  • Bachelorette Party — This one’s for the bride, so don’t expect her to cover any expenses. Travel, accommodations, transportation, drinks, favors, décor (raunchy ones, if that’s your style) — all of it is the responsibility of the bridal party. If you’re the maid of honor, you may have to head this one up, but do expect the whole crew to split the majority of the expenses.
  • Travel Expenses — If the wedding is local, you’ll need to pay your way to get to all the wedding-related events, including the bachelorette party if it’s out-of-town. If the wedding is elsewhere, the bride and her family may pay some portion of your travel expenses.
  • A Wedding Gift — It’s the age-old question: If you’re in a wedding, do you have to buy a gift? It all comes down to your personal preference. You won’t be expected to give a gift, so it’s totally up to you. A great option is to have all the bridesmaids contribute for one group gift.

What You Won't Pay For

Again, the following items are things that the bride and her spouse-to-be typically cover, but there may be some extras that are or are not covered, depending on the wedding.

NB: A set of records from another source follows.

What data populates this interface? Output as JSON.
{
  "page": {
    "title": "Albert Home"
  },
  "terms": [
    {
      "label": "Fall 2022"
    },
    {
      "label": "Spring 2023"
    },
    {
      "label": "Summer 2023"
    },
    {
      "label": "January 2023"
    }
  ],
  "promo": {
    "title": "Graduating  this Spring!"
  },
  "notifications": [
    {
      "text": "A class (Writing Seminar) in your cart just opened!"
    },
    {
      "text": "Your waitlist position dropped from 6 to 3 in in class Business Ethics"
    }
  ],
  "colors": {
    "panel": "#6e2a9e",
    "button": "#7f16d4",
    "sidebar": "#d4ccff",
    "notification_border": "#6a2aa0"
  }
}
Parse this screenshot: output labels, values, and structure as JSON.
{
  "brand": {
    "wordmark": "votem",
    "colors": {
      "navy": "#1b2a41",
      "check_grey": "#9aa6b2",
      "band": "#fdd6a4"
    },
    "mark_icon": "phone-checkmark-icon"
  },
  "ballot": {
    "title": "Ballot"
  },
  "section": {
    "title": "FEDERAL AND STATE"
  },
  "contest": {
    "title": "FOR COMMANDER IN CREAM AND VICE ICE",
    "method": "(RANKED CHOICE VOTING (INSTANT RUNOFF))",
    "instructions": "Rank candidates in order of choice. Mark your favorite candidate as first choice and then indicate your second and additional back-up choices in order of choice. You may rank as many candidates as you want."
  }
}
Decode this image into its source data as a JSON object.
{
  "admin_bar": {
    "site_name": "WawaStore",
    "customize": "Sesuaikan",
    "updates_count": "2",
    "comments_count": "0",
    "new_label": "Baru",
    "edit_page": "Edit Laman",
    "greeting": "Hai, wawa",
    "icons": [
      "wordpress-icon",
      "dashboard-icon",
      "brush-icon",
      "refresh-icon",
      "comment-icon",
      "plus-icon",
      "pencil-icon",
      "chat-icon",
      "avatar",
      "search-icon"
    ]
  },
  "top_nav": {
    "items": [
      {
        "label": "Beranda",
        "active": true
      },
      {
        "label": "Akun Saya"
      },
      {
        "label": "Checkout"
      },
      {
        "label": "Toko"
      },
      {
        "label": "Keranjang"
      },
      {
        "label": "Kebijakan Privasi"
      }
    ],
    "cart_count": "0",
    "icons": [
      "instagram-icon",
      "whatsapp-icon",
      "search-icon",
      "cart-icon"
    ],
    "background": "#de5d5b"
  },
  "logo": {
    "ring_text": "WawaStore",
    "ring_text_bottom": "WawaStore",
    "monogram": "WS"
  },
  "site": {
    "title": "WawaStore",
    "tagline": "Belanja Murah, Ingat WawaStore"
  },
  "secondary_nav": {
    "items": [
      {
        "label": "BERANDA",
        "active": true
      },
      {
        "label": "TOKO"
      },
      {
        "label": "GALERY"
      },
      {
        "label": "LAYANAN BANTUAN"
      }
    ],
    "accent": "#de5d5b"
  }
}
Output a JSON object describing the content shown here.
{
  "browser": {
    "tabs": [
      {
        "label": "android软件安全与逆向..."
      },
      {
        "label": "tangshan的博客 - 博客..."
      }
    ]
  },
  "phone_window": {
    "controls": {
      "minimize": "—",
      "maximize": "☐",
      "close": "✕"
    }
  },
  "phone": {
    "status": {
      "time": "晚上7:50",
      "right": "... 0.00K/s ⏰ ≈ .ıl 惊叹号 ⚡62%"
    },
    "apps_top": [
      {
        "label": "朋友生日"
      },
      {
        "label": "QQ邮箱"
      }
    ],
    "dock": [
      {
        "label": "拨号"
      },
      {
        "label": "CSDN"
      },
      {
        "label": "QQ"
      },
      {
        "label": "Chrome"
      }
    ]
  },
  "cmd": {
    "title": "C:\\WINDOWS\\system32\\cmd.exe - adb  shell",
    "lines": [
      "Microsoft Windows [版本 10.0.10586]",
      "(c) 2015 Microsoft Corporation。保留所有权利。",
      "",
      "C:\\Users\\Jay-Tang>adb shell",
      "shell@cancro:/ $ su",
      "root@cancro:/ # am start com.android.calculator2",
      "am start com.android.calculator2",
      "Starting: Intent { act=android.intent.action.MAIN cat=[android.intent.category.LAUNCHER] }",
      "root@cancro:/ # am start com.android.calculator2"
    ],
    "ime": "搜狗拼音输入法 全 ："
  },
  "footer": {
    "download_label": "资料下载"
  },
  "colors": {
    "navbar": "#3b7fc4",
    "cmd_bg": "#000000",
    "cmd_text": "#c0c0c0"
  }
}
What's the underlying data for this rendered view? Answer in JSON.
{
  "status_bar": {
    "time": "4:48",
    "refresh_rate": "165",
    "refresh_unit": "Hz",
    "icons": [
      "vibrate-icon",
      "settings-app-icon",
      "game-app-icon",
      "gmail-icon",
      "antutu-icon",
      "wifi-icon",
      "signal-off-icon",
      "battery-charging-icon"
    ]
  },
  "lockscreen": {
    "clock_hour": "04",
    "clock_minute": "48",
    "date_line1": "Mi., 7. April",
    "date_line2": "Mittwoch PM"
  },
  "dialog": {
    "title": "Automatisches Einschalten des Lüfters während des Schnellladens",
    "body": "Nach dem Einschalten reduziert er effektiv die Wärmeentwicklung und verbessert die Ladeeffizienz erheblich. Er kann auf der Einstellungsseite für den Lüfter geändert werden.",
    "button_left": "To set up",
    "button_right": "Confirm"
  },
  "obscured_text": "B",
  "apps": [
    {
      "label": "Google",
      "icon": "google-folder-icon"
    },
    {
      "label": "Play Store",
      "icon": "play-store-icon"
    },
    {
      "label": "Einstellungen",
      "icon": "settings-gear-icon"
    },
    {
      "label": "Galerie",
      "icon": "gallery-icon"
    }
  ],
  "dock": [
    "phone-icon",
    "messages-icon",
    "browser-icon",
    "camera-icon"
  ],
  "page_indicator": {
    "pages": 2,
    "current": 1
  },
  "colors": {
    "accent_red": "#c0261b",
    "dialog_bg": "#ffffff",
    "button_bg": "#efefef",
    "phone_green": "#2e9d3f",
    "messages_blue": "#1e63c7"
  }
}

  • Flowers — It’s a safe bet that the couple getting married will take care of all the flowers for the bridal party, including the bouquets for the ladies and the boutonnieres for the guys.
  • Jewelry (Sometimes) — It’s common for the bride-to-be to gift her bridesmaids with special pieces of jewelry or accessories to wear on the big day. However, she may ask you to wear specific accessories that you must furnish yourself.
  • Hair and Makeup (Sometimes) — Again, whether she pays for hair and makeup really comes down to what she expects. If she wants everyone to have their hair and makeup done professionally, she should offer to pay.
  • Transportation — It’s the responsibility of the bride and groom to get the entire bridal party from point A to point B on wedding weekend. Whether it’s a limo, a party bus or a friend shuttling you in a minivan, you can expect to be chauffeured around.
  • Travel Expenses — Strictly traditionally speaking, the to-be-married couple should front some of the bill for the bridal party if it’s a destination wedding. Often, the couple and their families will cover lodging for the bridesmaids and groomsmen, but you may have to pay for your flight.

Who Pays? A Matter of Etiquette

As with many wedding-related things, who pays for what is a matter of good old-fashioned etiquette. If you’d like a rundown on traditional (read: a little archaic) wedding expense etiquette, it’s always a good idea to consult the authority on all things etiquette, Emily Post. At the end of the day, though, what you fork over for your pal should be given from the goodness of your heart, not because it’s expected.

Then there’s the question: What if you can’t afford to be a bridesmaid? If you find that it’s simply not in your budget, you are not obligated to accept your friend’s offer to join her bridal party. It’s all completely optional. Your best bet is to have a candid conversation with her, explaining that there is no wiggle room in your budget, and she will understand. Being a good friend and being there for all her milestones means more than spending money.

Add comment